My New Year’s Resolution for 2018 is not fitness, money, or travel related. Instead, I am going to try to read at least one classic novel a month. You might laugh and think to yourself, “That’s it? That’s kind of lame.” From someone who’s never really enjoyed older books, aside from the occasional Jane Austen novel, it’ll be interesting to see if I can pull this off! Classic novels tend to remind me of my high school reading, and we all know that reading isn’t fun when it’s something that’s mandatory. I’m trying to make the old classics fun again; I’m already enjoying planning out what books I definitely want to read.
What classifies as a classic novel? Certainly anything found in our classics section at Lemuria, but my first choice, which I will tell you about in a little bit, can be found in our general fiction area. I decided to look up a definition and found that there’s no actual checklist for picking and choosing what gets classified as a classic or not. I did find a good list that is helping me set my criteria for my list.

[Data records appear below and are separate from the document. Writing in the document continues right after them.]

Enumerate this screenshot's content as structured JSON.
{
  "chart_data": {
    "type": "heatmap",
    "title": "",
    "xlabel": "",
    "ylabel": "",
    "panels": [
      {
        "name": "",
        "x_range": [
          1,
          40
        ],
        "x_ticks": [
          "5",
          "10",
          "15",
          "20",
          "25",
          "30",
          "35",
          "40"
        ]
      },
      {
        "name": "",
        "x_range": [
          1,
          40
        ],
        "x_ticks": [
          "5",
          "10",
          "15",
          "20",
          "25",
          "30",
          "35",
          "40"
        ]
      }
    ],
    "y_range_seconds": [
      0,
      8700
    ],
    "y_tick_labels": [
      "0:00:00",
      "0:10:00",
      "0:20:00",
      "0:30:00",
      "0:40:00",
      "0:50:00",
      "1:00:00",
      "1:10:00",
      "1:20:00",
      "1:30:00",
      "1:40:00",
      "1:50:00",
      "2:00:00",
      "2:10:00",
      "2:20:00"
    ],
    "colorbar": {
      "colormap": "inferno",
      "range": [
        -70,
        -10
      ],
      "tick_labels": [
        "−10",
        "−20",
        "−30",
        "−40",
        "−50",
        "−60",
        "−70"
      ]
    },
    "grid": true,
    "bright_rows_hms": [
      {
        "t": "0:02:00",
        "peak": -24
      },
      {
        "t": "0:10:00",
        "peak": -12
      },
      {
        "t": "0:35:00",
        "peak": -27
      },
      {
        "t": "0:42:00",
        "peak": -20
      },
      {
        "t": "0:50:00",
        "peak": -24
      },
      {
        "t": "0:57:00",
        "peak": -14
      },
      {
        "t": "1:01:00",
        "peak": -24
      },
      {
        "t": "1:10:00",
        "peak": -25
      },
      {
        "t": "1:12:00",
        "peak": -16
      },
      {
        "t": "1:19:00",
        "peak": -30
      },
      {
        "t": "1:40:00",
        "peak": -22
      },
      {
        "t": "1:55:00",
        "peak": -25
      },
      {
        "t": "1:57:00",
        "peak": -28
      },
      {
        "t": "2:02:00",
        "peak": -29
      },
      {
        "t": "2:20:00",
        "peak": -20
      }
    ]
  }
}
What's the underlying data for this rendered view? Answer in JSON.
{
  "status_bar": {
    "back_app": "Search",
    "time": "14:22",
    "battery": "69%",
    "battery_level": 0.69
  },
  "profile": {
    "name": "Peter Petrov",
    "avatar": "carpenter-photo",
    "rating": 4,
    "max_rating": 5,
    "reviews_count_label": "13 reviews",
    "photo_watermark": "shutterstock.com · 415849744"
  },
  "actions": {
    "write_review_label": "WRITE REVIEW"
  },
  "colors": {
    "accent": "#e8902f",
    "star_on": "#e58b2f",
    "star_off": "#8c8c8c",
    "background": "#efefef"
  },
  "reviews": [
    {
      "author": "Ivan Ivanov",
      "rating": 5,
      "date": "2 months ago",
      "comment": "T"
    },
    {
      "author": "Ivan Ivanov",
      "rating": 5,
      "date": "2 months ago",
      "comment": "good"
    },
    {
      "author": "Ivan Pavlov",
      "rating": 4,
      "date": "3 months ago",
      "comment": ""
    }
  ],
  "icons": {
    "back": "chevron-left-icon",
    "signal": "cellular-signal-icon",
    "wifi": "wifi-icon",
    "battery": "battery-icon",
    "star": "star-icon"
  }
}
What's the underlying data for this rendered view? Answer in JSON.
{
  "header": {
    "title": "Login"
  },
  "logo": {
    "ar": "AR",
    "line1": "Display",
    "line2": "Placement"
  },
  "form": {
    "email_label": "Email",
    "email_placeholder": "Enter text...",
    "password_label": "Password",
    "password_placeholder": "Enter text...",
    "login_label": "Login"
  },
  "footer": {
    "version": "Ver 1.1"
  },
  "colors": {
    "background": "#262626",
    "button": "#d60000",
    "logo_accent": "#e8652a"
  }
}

- A classic expresses artistic quality.
- A classic stands the test of time.
- A classic has a certain universal appeal.
- A classic makes connections.
So, with these bullet points in mind, what did I pick as my first classic novel? I have started with We Have Always Lived in the Castle by Shirley Jackson. This is a book I have been wanting to read for a while, so I figured I would dip my toes in the classics water before diving into Oscar Wilde or Charles Dickens. Since this book was published in 1962, it’s one of the newer classics on my list. So far, I’m enjoying it; I’ve been told it’s kind of scary, so we’ll see if I’m still enjoying when I get further into it.
Another newer one on my list is A Clockwork Orange by Anthony Burgess. I’ll be honest and confess that I’ve started this one before, but put it down because I couldn’t quite get into it. Now, that I’m a little older (and debatably wiser), I will give it another go. I’m going to be cheesy and coordinate some of the books to the time of year they remind me of. A Christmas Carol in December, Northanger Abbey (a romance) in February, Treasure Island in September (Talk Like a Pirate day… I know, it’s a stretch). I’m still looking for a few more to round my list to 12, so feel free to leave me some suggestions next time you come into Lemuria!